Digital ID, Surveillance, and the Value of Privacy_Part Two_Justice Centre
Coherent Identifier 20.500.12592/xc4pqg

Digital ID, Surveillance, and the Value of Privacy_Part Two_Justice Centre

9 August 2023

Summary

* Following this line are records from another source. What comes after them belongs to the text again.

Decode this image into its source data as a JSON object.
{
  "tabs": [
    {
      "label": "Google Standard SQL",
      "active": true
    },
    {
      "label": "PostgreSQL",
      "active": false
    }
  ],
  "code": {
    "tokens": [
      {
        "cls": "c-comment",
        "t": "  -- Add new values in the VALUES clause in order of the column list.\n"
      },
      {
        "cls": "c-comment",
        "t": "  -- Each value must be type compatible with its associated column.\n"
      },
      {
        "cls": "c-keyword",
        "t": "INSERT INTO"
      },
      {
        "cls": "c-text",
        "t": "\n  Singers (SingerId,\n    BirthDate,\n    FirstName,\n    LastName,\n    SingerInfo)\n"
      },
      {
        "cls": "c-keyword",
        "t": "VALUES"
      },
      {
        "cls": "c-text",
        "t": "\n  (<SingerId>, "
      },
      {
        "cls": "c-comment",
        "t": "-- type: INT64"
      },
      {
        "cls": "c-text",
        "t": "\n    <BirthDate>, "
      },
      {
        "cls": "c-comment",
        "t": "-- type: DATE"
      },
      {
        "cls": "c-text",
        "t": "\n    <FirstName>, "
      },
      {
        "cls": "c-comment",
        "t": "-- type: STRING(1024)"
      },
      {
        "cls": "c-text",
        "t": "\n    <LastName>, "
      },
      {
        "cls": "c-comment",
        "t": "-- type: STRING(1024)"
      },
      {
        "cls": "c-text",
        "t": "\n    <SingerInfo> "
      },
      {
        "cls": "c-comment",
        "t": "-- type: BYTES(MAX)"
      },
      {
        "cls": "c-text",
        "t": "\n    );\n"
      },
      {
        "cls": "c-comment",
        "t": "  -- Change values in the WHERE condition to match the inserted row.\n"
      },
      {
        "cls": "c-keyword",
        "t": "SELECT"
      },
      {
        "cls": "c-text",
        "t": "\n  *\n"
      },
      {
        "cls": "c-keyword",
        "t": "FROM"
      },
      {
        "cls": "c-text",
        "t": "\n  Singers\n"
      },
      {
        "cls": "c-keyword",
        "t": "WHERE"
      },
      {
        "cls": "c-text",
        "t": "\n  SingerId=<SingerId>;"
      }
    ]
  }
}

Security Most Canadians value security, which also happens to be a right that is guaranteed in Section 7 of the Canadian Charter of Rights and Freedoms: “[e]veryone has the right to life, liberty, and security of the person, and the right not to be deprived thereof except in accordance with the principles of fundamental justice.”18 Security is not just a desirable thing to have; it is also a right. [...] Harms to the digital identities of persons, or invasions of the informational privacy of persons, do seem to engage a common-sense understanding of security and the right to security. [...] It is rooted in the concept of the human person, in human self-understanding as constituted by the bedrock truths about what and who we are…The universal meaning of the concept of dignity, as inherent to every human being, expresses the intrinsic good that the human being is. [...] (We can see here a link between autonomy and human dignity.) On this notion of human dignity, human beings have the right to exist for themselves and not for the interests of others, their community, or the state.44 So, what is the link between human dignity, privacy, and digital ID? We suggest that the tracking and profiling digital ID programs referenced in Part One of this report are concerning. [...] One of the first legal recognitions of the conceptual and legal link between human dignity and rights appears in the United Nations’ Universal Declaration of Human Rights, (1948), the preamble to which mentions “recognition of the inherent dignity and of the equal and inalienable rights of all members of the human family is the foundation of freedom, justice, and peace in the world…” While the Can.

Pages
30
Published in
Canada